A study has found that software developers around the world are concerned about their job prospects as artificial intelligence (AI) becomes more prevalent.
Based on a survey of over 3,000 developers globally, workforce development company Pluralsight published the finding in the New developer report.
According to the report’s authors, a critical reason why developers may fail to thrive during the transition to AI-assisted software development is the presence of an AI skill threat.
This, they said, means some developers are worried and anxious about changes to the software development process that may suddenly and categorically change the skills which lead to success in their field.
“In our study, we found that the AI skill threat isn’t speculative, but a very real lived experience across software developers,” the report’s authors noted.
The poll found that 45% of the developers surveyed were at least somewhat anxious or uneasy about “how generative AI will change software development”, and 43% of the sample reported feeling at least somewhat worried that many of the skills they “currently use as a software engineer will become obsolete very quickly”. According to Pluralsight, the findings highlight the need for organisations to adopt AI-assisted software development practices in a human-centred way to help developers thrive through this change.
The study also found that software teams with high contest cultures are particularly at risk of the AI skill threat. Such a culture tends to emphasise the work of individuals. “Regardless of gender, developers feel more anxious and worried about AI when they doubt their skill, intellect and accomplishments as developers – a process that occurs because they believe that they must be innately brilliant and ruthlessly competitive to succeed,” the report’s authors warned.

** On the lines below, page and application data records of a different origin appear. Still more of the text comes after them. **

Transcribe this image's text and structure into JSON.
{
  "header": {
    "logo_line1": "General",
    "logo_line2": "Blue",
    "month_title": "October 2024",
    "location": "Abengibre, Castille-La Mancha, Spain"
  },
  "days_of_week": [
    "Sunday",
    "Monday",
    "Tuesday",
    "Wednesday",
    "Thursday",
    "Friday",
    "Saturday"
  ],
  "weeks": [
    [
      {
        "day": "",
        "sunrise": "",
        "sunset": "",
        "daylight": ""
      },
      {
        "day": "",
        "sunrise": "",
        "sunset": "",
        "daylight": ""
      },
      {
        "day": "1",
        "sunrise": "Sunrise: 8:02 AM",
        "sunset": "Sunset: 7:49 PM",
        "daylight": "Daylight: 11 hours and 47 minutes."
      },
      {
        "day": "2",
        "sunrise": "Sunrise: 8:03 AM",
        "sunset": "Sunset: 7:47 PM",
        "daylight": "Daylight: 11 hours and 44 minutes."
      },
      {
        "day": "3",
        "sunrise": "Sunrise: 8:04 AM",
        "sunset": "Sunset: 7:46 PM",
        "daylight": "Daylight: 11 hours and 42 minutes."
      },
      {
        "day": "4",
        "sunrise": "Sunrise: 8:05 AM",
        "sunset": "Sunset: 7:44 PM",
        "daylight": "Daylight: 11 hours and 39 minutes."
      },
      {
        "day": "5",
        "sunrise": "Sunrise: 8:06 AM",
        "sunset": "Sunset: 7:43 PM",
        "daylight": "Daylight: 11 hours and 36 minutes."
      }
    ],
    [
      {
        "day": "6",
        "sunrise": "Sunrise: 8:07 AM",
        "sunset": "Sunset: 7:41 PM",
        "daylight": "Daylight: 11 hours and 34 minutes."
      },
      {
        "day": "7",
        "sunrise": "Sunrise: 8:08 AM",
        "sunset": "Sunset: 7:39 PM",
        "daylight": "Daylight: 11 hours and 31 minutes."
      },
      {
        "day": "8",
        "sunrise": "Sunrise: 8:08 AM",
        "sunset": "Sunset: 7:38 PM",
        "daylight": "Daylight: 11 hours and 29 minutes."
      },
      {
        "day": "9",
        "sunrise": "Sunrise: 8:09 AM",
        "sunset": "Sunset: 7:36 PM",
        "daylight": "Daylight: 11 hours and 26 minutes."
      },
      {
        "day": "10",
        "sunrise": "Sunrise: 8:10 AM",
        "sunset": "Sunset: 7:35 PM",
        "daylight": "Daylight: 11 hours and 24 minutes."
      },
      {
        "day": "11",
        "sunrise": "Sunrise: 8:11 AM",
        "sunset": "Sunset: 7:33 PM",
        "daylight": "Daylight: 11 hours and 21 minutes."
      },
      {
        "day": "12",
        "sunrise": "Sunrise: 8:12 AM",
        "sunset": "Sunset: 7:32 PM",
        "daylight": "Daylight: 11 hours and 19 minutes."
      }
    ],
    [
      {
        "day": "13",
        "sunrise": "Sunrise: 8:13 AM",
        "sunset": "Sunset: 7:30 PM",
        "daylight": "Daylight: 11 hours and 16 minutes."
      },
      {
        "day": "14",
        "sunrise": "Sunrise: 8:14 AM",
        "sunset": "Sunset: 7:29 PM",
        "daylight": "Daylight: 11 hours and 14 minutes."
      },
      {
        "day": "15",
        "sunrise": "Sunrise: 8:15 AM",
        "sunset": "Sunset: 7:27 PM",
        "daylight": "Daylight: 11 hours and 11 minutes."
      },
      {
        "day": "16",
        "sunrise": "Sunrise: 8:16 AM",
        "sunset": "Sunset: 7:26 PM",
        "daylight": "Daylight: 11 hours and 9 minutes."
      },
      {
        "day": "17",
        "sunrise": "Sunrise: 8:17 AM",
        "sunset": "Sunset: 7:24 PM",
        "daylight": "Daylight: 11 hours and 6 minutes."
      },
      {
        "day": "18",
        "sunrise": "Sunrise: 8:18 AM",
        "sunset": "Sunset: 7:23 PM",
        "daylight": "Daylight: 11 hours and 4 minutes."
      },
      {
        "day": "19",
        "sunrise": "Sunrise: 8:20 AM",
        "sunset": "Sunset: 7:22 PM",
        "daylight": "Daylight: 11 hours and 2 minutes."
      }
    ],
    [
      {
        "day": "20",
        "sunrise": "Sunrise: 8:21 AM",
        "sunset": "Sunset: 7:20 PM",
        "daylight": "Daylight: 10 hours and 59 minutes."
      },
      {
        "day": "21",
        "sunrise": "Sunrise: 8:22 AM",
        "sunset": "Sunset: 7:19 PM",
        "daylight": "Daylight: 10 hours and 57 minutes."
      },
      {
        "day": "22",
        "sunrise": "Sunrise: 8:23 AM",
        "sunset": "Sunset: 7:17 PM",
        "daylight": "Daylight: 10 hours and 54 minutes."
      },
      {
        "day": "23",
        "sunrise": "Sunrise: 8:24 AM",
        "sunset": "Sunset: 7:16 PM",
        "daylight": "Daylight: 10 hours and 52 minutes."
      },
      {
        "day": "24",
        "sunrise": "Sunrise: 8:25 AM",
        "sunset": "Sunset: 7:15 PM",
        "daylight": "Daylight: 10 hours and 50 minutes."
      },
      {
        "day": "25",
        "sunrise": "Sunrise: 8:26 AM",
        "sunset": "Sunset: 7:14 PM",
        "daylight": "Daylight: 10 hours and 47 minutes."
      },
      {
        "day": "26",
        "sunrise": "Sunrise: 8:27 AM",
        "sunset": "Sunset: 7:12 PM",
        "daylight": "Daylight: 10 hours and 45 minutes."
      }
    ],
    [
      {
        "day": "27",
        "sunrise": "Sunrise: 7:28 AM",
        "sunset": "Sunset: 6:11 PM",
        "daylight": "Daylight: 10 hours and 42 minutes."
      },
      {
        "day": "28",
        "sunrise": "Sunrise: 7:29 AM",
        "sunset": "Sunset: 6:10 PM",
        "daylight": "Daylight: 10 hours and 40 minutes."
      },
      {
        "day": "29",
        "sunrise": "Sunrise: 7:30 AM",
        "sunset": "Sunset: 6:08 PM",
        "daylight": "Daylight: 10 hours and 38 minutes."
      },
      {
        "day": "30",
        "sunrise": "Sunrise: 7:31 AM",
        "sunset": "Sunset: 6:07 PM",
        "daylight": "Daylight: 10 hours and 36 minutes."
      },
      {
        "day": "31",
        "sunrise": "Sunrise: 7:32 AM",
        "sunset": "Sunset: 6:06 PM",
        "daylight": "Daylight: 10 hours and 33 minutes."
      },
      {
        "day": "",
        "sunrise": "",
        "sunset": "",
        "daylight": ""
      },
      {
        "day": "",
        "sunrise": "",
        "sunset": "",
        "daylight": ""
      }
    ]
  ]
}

Looking at how individual developers, engineering teams and organisations may be able to combat contest culture to reduce the AI skill threat, the study found that building a culture of learning and belonging can help individual developers and their teams. The authors of the report said that such a culture decreases contest culture, while improving developer productivity and team effectiveness.
“We found that developers who felt like they belonged and were supported to learn were more productive, which in turn positively impacted their team’s effectiveness,” they wrote. “One practical implication from our findings on team effectiveness is that engineering organisations should think carefully about ensuring they are measuring the ‘production’ benefits of AI-assisted coding on the team level, and be wary of only measuring individual output.”
They also urged IT leaders to assess the cumulative benefits of learning cultures and belonging across teams – not only individual developers’ wellbeing. They suggested structured practices such as paired programming with AI-generated code as a tractable path for teaching junior engineers how experienced engineers triage, iterate and test unfamiliar code suggestions.